CLEVELAND, Ohio — For people battling dementia, every day can be a struggle to do and remember simple tasks. A new study finds their daily challenges are being compounded even further by the coronavirus pandemic. Researchers from Case Western Reserve University say patients with dementia are twice as likely to become infected with COVID-19. Those risks are dramatically higher for African-Americans with the disease.
The study examined the health records of nearly 62 million adults throughout the United States. The six-month report covers a timeframe stretching from the beginning of the pandemic through late August 2020. While all dementia patients face increased risk of contracting the virus, the results reveal Black dementia patients are three times more likely than Caucasians to get sick.
Study authors add that people with any form of this neurological condition are also more likely to die or need hospitalization for COVID symptoms. While the overall death rate during the study came in at 5.64 percent, one in five dementia patients (20.99%) with the virus died. That number jumped to 23 percent among Blacks with dementia.
“Our results emphasize how important it is to protect those with dementia from acquiring SARS-CoV2, for they are at higher risk for severe disease than those without dementia,” says study co-author Pamela Davis, dean emerita of the Case Western Reserve School of Medicine, in a university release. “These patients may constitute another vulnerable category. However, more work is required to understand the mechanism by which this occurs.”
What makes someone with dementia more vulnerable to COVID?
Researchers theorized that several factors come into play which make Alzheimer’s or other dementia patients more vulnerable during the pandemic. One of the key problems, study authors say, may be the damage in the blood-brain barrier which prevents certain viruses and bacteria from reaching the brain.
Dementia can also hinder a person from wearing a mask or remembering to wear one, properly social distancing, and washing hands regularly. The study notes that heart disease, diabetes, obesity, and high blood pressure are all risk factors for both dementia and COVID-19. They can also lead to worse outcomes and more severe infections during the pandemic.

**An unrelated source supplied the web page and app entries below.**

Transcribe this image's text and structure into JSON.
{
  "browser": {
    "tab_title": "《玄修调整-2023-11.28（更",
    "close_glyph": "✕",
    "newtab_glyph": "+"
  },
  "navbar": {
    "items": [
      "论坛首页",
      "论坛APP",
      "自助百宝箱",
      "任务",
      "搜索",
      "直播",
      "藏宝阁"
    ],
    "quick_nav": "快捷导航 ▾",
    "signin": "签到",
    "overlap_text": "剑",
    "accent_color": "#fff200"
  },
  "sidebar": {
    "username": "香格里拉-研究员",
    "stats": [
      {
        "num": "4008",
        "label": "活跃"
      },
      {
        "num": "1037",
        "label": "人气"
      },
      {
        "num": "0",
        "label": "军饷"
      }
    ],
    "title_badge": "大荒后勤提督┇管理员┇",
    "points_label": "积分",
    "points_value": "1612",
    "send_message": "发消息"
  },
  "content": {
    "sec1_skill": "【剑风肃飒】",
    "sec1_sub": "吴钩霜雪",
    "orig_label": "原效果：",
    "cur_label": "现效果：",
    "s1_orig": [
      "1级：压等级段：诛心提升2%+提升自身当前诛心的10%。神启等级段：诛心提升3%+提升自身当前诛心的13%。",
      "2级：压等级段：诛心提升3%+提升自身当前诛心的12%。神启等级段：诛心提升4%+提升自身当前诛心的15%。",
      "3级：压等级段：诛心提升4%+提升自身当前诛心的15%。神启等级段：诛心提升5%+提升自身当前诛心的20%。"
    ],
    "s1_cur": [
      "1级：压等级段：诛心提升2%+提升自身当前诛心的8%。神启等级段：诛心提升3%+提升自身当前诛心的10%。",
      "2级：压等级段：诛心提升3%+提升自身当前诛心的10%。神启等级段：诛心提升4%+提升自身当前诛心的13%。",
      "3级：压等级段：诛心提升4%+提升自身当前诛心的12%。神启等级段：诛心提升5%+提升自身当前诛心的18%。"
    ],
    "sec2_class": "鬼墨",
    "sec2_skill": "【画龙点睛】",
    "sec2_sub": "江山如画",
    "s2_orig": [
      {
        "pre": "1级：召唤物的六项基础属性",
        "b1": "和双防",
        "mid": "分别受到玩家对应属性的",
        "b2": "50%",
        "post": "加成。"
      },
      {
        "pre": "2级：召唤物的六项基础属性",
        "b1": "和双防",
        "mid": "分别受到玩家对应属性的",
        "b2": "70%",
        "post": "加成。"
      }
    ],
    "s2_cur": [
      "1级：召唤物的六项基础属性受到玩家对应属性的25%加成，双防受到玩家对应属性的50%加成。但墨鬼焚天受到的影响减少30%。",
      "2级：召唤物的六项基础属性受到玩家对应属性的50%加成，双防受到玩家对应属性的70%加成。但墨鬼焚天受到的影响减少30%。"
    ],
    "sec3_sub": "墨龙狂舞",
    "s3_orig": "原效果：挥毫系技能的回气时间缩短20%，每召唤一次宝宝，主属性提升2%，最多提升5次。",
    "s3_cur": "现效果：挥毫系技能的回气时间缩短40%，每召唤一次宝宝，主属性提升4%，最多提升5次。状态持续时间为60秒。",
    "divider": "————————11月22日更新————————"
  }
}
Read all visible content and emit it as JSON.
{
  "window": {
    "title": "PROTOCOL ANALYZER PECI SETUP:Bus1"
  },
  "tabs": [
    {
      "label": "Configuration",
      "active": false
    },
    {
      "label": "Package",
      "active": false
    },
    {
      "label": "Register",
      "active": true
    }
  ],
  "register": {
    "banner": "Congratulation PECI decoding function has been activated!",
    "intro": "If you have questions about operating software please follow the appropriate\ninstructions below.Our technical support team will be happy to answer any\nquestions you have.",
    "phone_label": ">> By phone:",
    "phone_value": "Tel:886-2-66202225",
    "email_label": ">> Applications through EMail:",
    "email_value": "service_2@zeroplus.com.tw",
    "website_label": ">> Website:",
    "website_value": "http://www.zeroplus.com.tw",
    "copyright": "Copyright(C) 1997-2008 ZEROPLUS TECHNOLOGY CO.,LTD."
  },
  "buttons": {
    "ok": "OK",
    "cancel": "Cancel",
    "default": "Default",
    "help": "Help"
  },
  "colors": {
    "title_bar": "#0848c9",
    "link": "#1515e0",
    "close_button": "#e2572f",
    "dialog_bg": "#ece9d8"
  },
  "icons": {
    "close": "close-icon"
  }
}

“On behalf of the millions of people living with Alzheimer’s and other dementia that we represent, these preliminary findings suggest a frightening reality of the vulnerabilities associated with dementia,” says Maria Carrillo, PhD, chief science officer of the Alzheimer’s Association. “It is critical we develop and implement strategies that strike a balance between keeping people, especially long-term care residents, safe from COVID-19 but also protecting them from health-related harms associated with social isolation.”
To study these risks, researchers gathered data from 360 hospitals and 317,000 providers nationally. The 61.9 million people that information covers represents about 20 percent of the United States population. From that group, over one million have dementia, 15,770 had a case of COVID-19, and 810 had both.
“The availability of such a large de-identified database of patient electronic health records analyzed by modern informatics techniques gave our study great power to detect vulnerabilities in patient disease groupings,” principal investigator Rong Xu says.
Some dementia patients face greater risks than others
After adjusting for factors including age, gender, race, and other health issues, the results uncovered the link between COVID and dementia. This risk, however, can be higher depending on the form of dementia a patient has.
Researchers find people with vascular dementia have the highest risk of contracting the virus, with odds more than three times higher than normal. This particular group is followed by patients with presenile dementia, senile dementia, Alzheimer’s disease, and post-traumatic dementia.
While study authors say there’s a clear difference between Black and white dementia patients, the results do not find any added risk based on age or gender.
During the six months, the overall risk for patients needing hospitalization from COVID was 25.17 percent. For those battling dementia, the risk skyrocketed to 59.26 percent, with a staggering 73 percent hospitalization rate among African-Americans.
The Alzheimer’s Association says there are approximately 5.8 million Americans over 65 living with some form of dementia. Around 50 million people deal with cognitive decline globally.
The study appears in Alzheimer’s & Dementia: The Journal of the Alzheimer’s Association.